§ GOAL OF THE EXERCISE
Please reproduce the listing in full, exactly as given.

§ MATERIAL FOR THIS EXERCISE
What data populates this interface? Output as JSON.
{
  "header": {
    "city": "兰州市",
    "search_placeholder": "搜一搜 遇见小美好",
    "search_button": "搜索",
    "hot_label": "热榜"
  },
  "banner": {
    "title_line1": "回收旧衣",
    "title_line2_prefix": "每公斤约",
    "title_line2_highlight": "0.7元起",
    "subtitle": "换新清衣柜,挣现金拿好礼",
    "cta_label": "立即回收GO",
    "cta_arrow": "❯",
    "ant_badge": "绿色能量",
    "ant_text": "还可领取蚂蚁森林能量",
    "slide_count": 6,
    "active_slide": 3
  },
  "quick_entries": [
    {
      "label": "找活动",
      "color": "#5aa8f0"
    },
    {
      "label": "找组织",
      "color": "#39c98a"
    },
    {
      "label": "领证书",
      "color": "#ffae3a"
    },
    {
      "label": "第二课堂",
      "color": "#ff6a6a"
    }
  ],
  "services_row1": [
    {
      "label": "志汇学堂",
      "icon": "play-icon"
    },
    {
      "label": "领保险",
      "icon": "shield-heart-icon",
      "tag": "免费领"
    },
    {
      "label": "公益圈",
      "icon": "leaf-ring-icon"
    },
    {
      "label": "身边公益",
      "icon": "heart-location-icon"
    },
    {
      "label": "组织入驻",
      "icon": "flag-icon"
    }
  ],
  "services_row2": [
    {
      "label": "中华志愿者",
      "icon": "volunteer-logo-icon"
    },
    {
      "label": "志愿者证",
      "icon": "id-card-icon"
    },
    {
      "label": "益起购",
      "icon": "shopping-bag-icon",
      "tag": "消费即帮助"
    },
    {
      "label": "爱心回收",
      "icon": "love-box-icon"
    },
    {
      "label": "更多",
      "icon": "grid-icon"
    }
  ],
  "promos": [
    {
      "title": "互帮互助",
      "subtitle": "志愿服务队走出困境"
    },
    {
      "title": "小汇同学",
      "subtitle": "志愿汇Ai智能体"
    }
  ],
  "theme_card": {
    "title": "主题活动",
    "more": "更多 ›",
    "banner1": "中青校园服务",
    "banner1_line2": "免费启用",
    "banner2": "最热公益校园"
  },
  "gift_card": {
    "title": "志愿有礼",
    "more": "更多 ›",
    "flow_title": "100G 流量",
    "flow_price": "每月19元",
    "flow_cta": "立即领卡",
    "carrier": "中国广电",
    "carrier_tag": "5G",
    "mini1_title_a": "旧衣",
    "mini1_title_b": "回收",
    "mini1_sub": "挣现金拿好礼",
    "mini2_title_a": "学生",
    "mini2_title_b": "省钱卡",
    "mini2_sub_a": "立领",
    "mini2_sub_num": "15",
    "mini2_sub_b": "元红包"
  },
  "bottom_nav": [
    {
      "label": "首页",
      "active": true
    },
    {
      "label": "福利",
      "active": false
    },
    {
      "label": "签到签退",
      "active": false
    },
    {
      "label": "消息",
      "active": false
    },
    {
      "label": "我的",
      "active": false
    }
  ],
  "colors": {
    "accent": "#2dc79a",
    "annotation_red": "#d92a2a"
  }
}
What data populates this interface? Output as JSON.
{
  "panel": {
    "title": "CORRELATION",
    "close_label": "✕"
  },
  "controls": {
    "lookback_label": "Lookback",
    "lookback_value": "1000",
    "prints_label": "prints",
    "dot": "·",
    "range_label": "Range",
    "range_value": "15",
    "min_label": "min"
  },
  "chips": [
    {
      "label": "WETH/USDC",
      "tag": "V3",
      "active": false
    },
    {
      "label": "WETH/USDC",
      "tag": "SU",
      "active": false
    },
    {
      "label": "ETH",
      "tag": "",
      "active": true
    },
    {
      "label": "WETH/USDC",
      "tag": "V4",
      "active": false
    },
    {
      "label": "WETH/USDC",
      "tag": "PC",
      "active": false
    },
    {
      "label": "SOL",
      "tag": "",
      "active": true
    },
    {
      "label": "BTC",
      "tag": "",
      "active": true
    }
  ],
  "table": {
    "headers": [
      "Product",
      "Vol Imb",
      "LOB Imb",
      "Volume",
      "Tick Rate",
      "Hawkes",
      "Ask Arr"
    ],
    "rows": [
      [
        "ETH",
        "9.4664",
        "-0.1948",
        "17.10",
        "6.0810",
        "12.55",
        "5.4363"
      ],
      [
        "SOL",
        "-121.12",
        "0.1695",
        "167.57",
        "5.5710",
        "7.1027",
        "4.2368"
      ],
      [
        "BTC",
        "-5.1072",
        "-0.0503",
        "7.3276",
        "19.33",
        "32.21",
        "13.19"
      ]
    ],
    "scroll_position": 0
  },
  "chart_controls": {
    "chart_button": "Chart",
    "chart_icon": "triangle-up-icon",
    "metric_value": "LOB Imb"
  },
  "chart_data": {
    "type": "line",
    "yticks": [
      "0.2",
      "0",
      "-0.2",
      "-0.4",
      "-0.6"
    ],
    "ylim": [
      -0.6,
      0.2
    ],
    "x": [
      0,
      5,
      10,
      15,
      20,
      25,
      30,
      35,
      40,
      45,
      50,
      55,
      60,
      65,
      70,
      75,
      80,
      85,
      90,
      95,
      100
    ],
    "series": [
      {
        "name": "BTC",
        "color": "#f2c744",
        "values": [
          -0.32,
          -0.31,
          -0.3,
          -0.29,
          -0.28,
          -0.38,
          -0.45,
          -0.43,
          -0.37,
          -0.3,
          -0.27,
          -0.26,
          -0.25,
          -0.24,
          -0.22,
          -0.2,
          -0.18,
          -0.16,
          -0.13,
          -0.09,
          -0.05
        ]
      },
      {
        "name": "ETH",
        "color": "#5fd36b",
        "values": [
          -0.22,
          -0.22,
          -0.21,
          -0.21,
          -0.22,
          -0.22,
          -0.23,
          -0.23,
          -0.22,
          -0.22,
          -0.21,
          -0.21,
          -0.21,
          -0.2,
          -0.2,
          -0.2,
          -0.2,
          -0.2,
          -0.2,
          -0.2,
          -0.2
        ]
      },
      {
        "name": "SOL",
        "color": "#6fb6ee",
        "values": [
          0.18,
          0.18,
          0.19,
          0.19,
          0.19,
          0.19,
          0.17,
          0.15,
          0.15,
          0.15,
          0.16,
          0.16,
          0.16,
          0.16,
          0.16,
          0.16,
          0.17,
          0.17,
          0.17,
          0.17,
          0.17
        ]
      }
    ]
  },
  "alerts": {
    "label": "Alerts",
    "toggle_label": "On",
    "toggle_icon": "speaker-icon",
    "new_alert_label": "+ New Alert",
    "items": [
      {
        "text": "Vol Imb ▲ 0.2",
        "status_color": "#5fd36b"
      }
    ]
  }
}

§ REPLY
What data populates this interface? Output as JSON.
{
  "header": {
    "city": "兰州市",
    "search_placeholder": "搜一搜 遇见小美好",
    "search_button": "搜索",
    "hot_label": "热榜"
  },
  "banner": {
    "title_line1": "回收旧衣",
    "title_line2_prefix": "每公斤约",
    "title_line2_highlight": "0.7元起",
    "subtitle": "换新清衣柜,挣现金拿好礼",
    "cta_label": "立即回收GO",
    "cta_arrow": "❯",
    "ant_badge": "绿色能量",
    "ant_text": "还可领取蚂蚁森林能量",
    "slide_count": 6,
    "active_slide": 3
  },
  "quick_entries": [
    {
      "label": "找活动",
      "color": "#5aa8f0"
    },
    {
      "label": "找组织",
      "color": "#39c98a"
    },
    {
      "label": "领证书",
      "color": "#ffae3a"
    },
    {
      "label": "第二课堂",
      "color": "#ff6a6a"
    }
  ],
  "services_row1": [
    {
      "label": "志汇学堂",
      "icon": "play-icon"
    },
    {
      "label": "领保险",
      "icon": "shield-heart-icon",
      "tag": "免费领"
    },
    {
      "label": "公益圈",
      "icon": "leaf-ring-icon"
    },
    {
      "label": "身边公益",
      "icon": "heart-location-icon"
    },
    {
      "label": "组织入驻",
      "icon": "flag-icon"
    }
  ],
  "services_row2": [
    {
      "label": "中华志愿者",
      "icon": "volunteer-logo-icon"
    },
    {
      "label": "志愿者证",
      "icon": "id-card-icon"
    },
    {
      "label": "益起购",
      "icon": "shopping-bag-icon",
      "tag": "消费即帮助"
    },
    {
      "label": "爱心回收",
      "icon": "love-box-icon"
    },
    {
      "label": "更多",
      "icon": "grid-icon"
    }
  ],
  "promos": [
    {
      "title": "互帮互助",
      "subtitle": "志愿服务队走出困境"
    },
    {
      "title": "小汇同学",
      "subtitle": "志愿汇Ai智能体"
    }
  ],
  "theme_card": {
    "title": "主题活动",
    "more": "更多 ›",
    "banner1": "中青校园服务",
    "banner1_line2": "免费启用",
    "banner2": "最热公益校园"
  },
  "gift_card": {
    "title": "志愿有礼",
    "more": "更多 ›",
    "flow_title": "100G 流量",
    "flow_price": "每月19元",
    "flow_cta": "立即领卡",
    "carrier": "中国广电",
    "carrier_tag": "5G",
    "mini1_title_a": "旧衣",
    "mini1_title_b": "回收",
    "mini1_sub": "挣现金拿好礼",
    "mini2_title_a": "学生",
    "mini2_title_b": "省钱卡",
    "mini2_sub_a": "立领",
    "mini2_sub_num": "15",
    "mini2_sub_b": "元红包"
  },
  "bottom_nav": [
    {
      "label": "首页",
      "active": true
    },
    {
      "label": "福利",
      "active": false
    },
    {
      "label": "签到签退",
      "active": false
    },
    {
      "label": "消息",
      "active": false
    },
    {
      "label": "我的",
      "active": false
    }
  ],
  "colors": {
    "accent": "#2dc79a",
    "annotation_red": "#d92a2a"
  }
}
What data populates this interface? Output as JSON.
{
  "panel": {
    "title": "CORRELATION",
    "close_label": "✕"
  },
  "controls": {
    "lookback_label": "Lookback",
    "lookback_value": "1000",
    "prints_label": "prints",
    "dot": "·",
    "range_label": "Range",
    "range_value": "15",
    "min_label": "min"
  },
  "chips": [
    {
      "label": "WETH/USDC",
      "tag": "V3",
      "active": false
    },
    {
      "label": "WETH/USDC",
      "tag": "SU",
      "active": false
    },
    {
      "label": "ETH",
      "tag": "",
      "active": true
    },
    {
      "label": "WETH/USDC",
      "tag": "V4",
      "active": false
    },
    {
      "label": "WETH/USDC",
      "tag": "PC",
      "active": false
    },
    {
      "label": "SOL",
      "tag": "",
      "active": true
    },
    {
      "label": "BTC",
      "tag": "",
      "active": true
    }
  ],
  "table": {
    "headers": [
      "Product",
      "Vol Imb",
      "LOB Imb",
      "Volume",
      "Tick Rate",
      "Hawkes",
      "Ask Arr"
    ],
    "rows": [
      [
        "ETH",
        "9.4664",
        "-0.1948",
        "17.10",
        "6.0810",
        "12.55",
        "5.4363"
      ],
      [
        "SOL",
        "-121.12",
        "0.1695",
        "167.57",
        "5.5710",
        "7.1027",
        "4.2368"
      ],
      [
        "BTC",
        "-5.1072",
        "-0.0503",
        "7.3276",
        "19.33",
        "32.21",
        "13.19"
      ]
    ],
    "scroll_position": 0
  },
  "chart_controls": {
    "chart_button": "Chart",
    "chart_icon": "triangle-up-icon",
    "metric_value": "LOB Imb"
  },
  "chart_data": {
    "type": "line",
    "yticks": [
      "0.2",
      "0",
      "-0.2",
      "-0.4",
      "-0.6"
    ],
    "ylim": [
      -0.6,
      0.2
    ],
    "x": [
      0,
      5,
      10,
      15,
      20,
      25,
      30,
      35,
      40,
      45,
      50,
      55,
      60,
      65,
      70,
      75,
      80,
      85,
      90,
      95,
      100
    ],
    "series": [
      {
        "name": "BTC",
        "color": "#f2c744",
        "values": [
          -0.32,
          -0.31,
          -0.3,
          -0.29,
          -0.28,
          -0.38,
          -0.45,
          -0.43,
          -0.37,
          -0.3,
          -0.27,
          -0.26,
          -0.25,
          -0.24,
          -0.22,
          -0.2,
          -0.18,
          -0.16,
          -0.13,
          -0.09,
          -0.05
        ]
      },
      {
        "name": "ETH",
        "color": "#5fd36b",
        "values": [
          -0.22,
          -0.22,
          -0.21,
          -0.21,
          -0.22,
          -0.22,
          -0.23,
          -0.23,
          -0.22,
          -0.22,
          -0.21,
          -0.21,
          -0.21,
          -0.2,
          -0.2,
          -0.2,
          -0.2,
          -0.2,
          -0.2,
          -0.2,
          -0.2
        ]
      },
      {
        "name": "SOL",
        "color": "#6fb6ee",
        "values": [
          0.18,
          0.18,
          0.19,
          0.19,
          0.19,
          0.19,
          0.17,
          0.15,
          0.15,
          0.15,
          0.16,
          0.16,
          0.16,
          0.16,
          0.16,
          0.16,
          0.17,
          0.17,
          0.17,
          0.17,
          0.17
        ]
      }
    ]
  },
  "alerts": {
    "label": "Alerts",
    "toggle_label": "On",
    "toggle_icon": "speaker-icon",
    "new_alert_label": "+ New Alert",
    "items": [
      {
        "text": "Vol Imb ▲ 0.2",
        "status_color": "#5fd36b"
      }
    ]
  }
}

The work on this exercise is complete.